It is a denial of the truth in these areas to ignore – and thus fail to combat – the racist motive of BNP voters. Equally, it is a denial of the roots of working class facism simply to ignore people because they are saying things we would rather not hear. You don’t get seven per cent in a poll only from the ‘go out on a Saturday night and kick the Paki’ crowd. You don’t even get it from the types of people who routinely discriminate against non-whites. You get it from, well, the older lady in the shop. This type of seasonal racism is a way for disenfranchised people to explain their misfortunes. It is usually born of ignorance, of course – the BNP’s strongest shot in Birmingham, Kingstanding, has a significantly lower number of non-whites than the city as a whole, which seems to cope with integration quite well, thanks – but, again, that ignorance, whilst uninteresting in itself, tells us something of more lasting importance. It is not often considered that the BNP makes people into racists by pretending to have easy solutions to difficult problems too often swept under the political carpet. The real racists are few in number – remember, a few months ago, BNP support wasn’t showing on the map. These racists can be talked down, weaned away yet again from the same old rumours and knee-jerk assumptions, but only if we understand not just their concerns, but also their racism. (Johann Hari starts to delve into it here, but it’s not all about the Daily Mail being horrid, however much we’d like it to be.)
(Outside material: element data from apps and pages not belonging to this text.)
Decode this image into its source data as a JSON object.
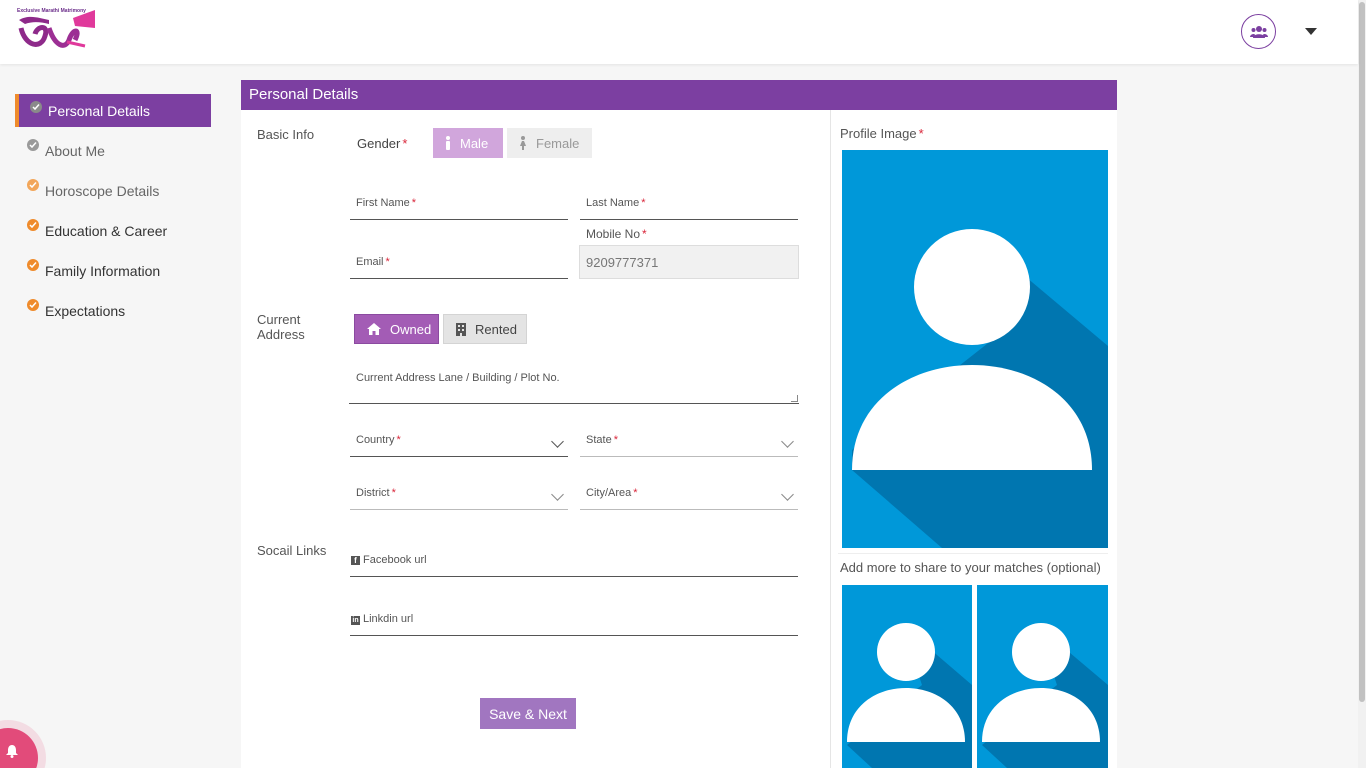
{
  "header": {
    "logo_tagline": "Exclusive Marathi Matrimony",
    "logo_mark": "स्थळ",
    "logo_sub": "मराठी",
    "account_icon": "users-icon",
    "menu_icon": "caret-down-icon"
  },
  "sidebar": {
    "items": [
      {
        "label": "Personal Details",
        "icon": "check-circle-icon"
      },
      {
        "label": "About Me",
        "icon": "check-circle-icon"
      },
      {
        "label": "Horoscope Details",
        "icon": "check-circle-icon"
      },
      {
        "label": "Education & Career",
        "icon": "check-circle-icon"
      },
      {
        "label": "Family Information",
        "icon": "check-circle-icon"
      },
      {
        "label": "Expectations",
        "icon": "check-circle-icon"
      }
    ]
  },
  "form": {
    "title": "Personal Details",
    "basic_info_label": "Basic Info",
    "gender_label": "Gender",
    "gender_options": [
      "Male",
      "Female"
    ],
    "gender_selected": "Male",
    "first_name_label": "First Name",
    "last_name_label": "Last Name",
    "email_label": "Email",
    "mobile_label": "Mobile No",
    "mobile_value": "9209777371",
    "current_address_label_1": "Current",
    "current_address_label_2": "Address",
    "ownership_options": [
      "Owned",
      "Rented"
    ],
    "ownership_selected": "Owned",
    "address_placeholder": "Current Address Lane / Building / Plot No.",
    "country_label": "Country",
    "state_label": "State",
    "district_label": "District",
    "city_label": "City/Area",
    "social_label": "Socail Links",
    "facebook_label": "Facebook url",
    "linkedin_label": "Linkdin url",
    "save_label": "Save & Next"
  },
  "profile": {
    "image_label": "Profile Image",
    "add_more_label": "Add more to share to your matches (optional)"
  },
  "colors": {
    "primary": "#7c3fa1",
    "accent": "#ef8b2c",
    "required": "#d9263a",
    "photo_bg": "#0098d9"
  }
}
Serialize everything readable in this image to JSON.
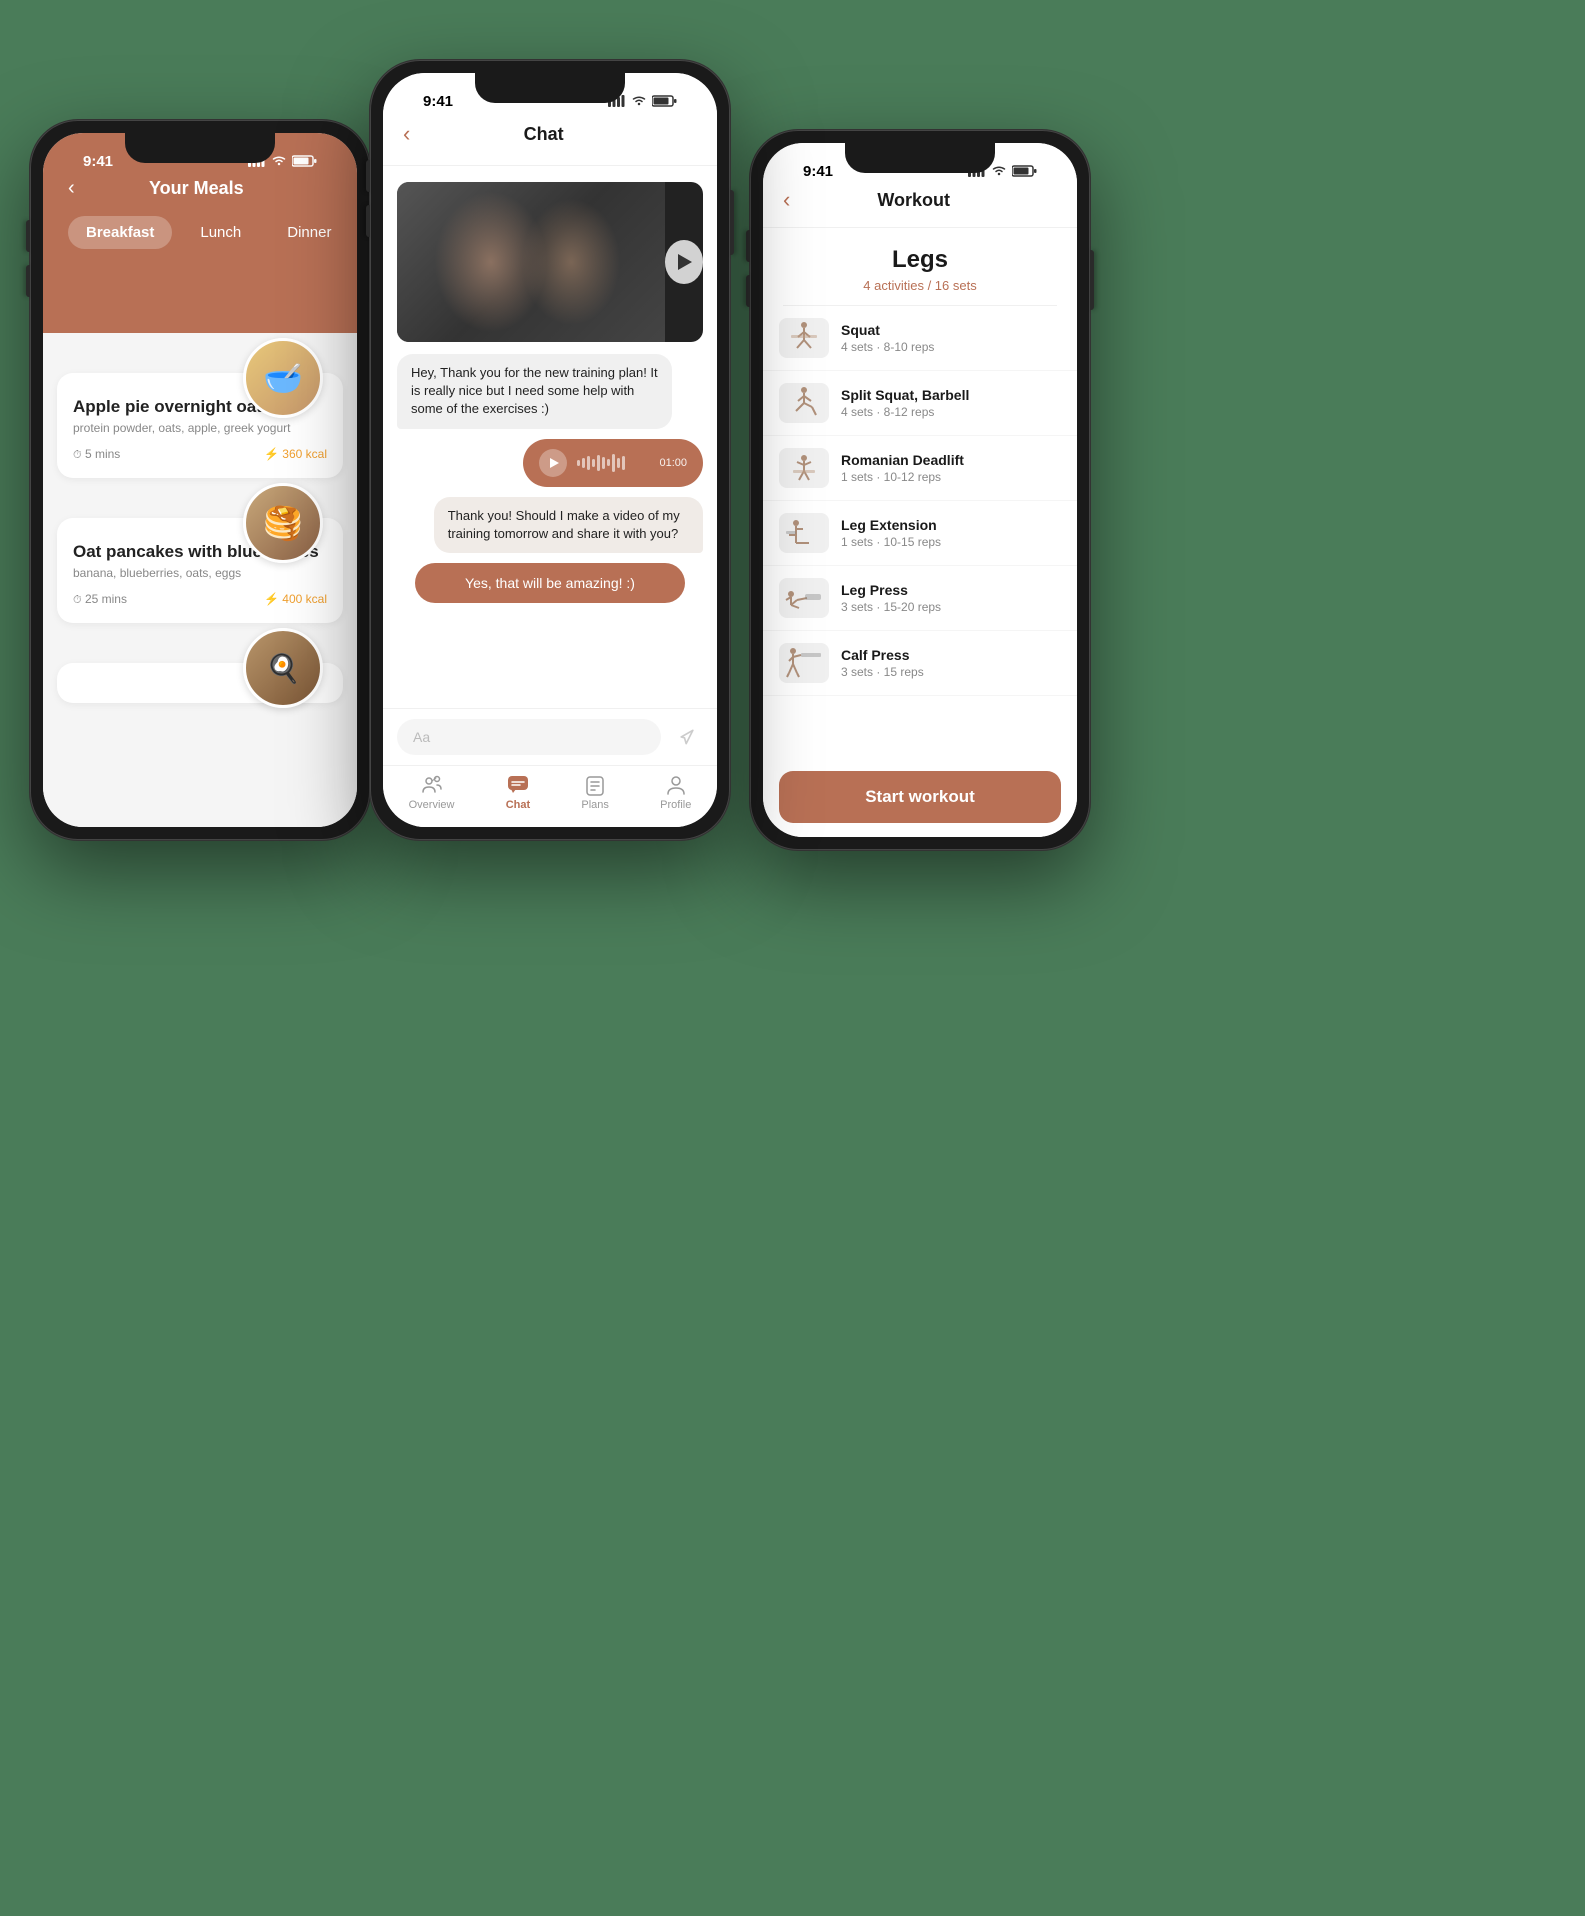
{
  "phone1": {
    "status": {
      "time": "9:41",
      "signal": "●●●",
      "wifi": "wifi",
      "battery": "bat"
    },
    "header": {
      "title": "Your Meals",
      "back_label": "‹"
    },
    "tabs": [
      {
        "id": "breakfast",
        "label": "Breakfast",
        "active": true
      },
      {
        "id": "lunch",
        "label": "Lunch",
        "active": false
      },
      {
        "id": "dinner",
        "label": "Dinner",
        "active": false
      }
    ],
    "meals": [
      {
        "name": "Apple pie overnight oats",
        "ingredients": "protein powder, oats, apple, greek yogurt",
        "time": "5 mins",
        "kcal": "360 kcal",
        "emoji": "🥣"
      },
      {
        "name": "Oat pancakes with blueberries",
        "ingredients": "banana, blueberries, oats, eggs",
        "time": "25 mins",
        "kcal": "400 kcal",
        "emoji": "🥞"
      }
    ]
  },
  "phone2": {
    "status": {
      "time": "9:41"
    },
    "header": {
      "title": "Chat",
      "back_label": "‹"
    },
    "messages": [
      {
        "type": "received",
        "text": "Hey,\nThank you for the new training plan! It is really nice but I need some help with some of the exercises :)"
      },
      {
        "type": "audio",
        "duration": "01:00"
      },
      {
        "type": "sent",
        "text": "Thank you! Should I make a video of my training tomorrow and share it with you?"
      },
      {
        "type": "reply",
        "text": "Yes, that will be amazing! :)"
      }
    ],
    "input_placeholder": "Aa",
    "nav": [
      {
        "id": "overview",
        "label": "Overview",
        "icon": "⊕",
        "active": false
      },
      {
        "id": "chat",
        "label": "Chat",
        "icon": "💬",
        "active": true
      },
      {
        "id": "plans",
        "label": "Plans",
        "icon": "📋",
        "active": false
      },
      {
        "id": "profile",
        "label": "Profile",
        "icon": "👤",
        "active": false
      }
    ]
  },
  "phone3": {
    "status": {
      "time": "9:41"
    },
    "header": {
      "title": "Workout",
      "back_label": "‹"
    },
    "section": {
      "title": "Legs",
      "subtitle": "4 activities / 16 sets"
    },
    "exercises": [
      {
        "name": "Squat",
        "sets": "4 sets · 8-10 reps"
      },
      {
        "name": "Split Squat, Barbell",
        "sets": "4 sets · 8-12 reps"
      },
      {
        "name": "Romanian Deadlift",
        "sets": "1 sets · 10-12 reps"
      },
      {
        "name": "Leg Extension",
        "sets": "1 sets · 10-15 reps"
      },
      {
        "name": "Leg Press",
        "sets": "3 sets · 15-20 reps"
      },
      {
        "name": "Calf Press",
        "sets": "3 sets · 15 reps"
      }
    ],
    "start_button": "Start workout"
  }
}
This is about race. But it isn’t about the cartoon, simplistic racism that we can easily reject as the purview of skinheads and, er, the BNP. (And which Searchlight et al campaign against well and need more help in doing so.) It’s something else – a soft-headed, certainly ignorant but also predictable attempt by those of us not so fortunate as to type rubbish into a blog to explain how the gap between rich and poor is growing, and no one seems to care.
Most of that, alas is still true: again last night, talking head after talking head lined up to say that BNP voters aren’t racist. This is much too simplistic. Voting for the BNP is incontrovertibly a racist act (as John Austin might have said, by saying something, we do something), but, importantly, a voter can make a racist vote without being in their everyday conceptions a racist. One of the first things the Labour Party could do in returning to their core values is to begin to engage with what makes a non-racist voter feel so disaffected as to cast a racist vote. To deny they have done so is to miss a real opportunity to hit two birds with one stone.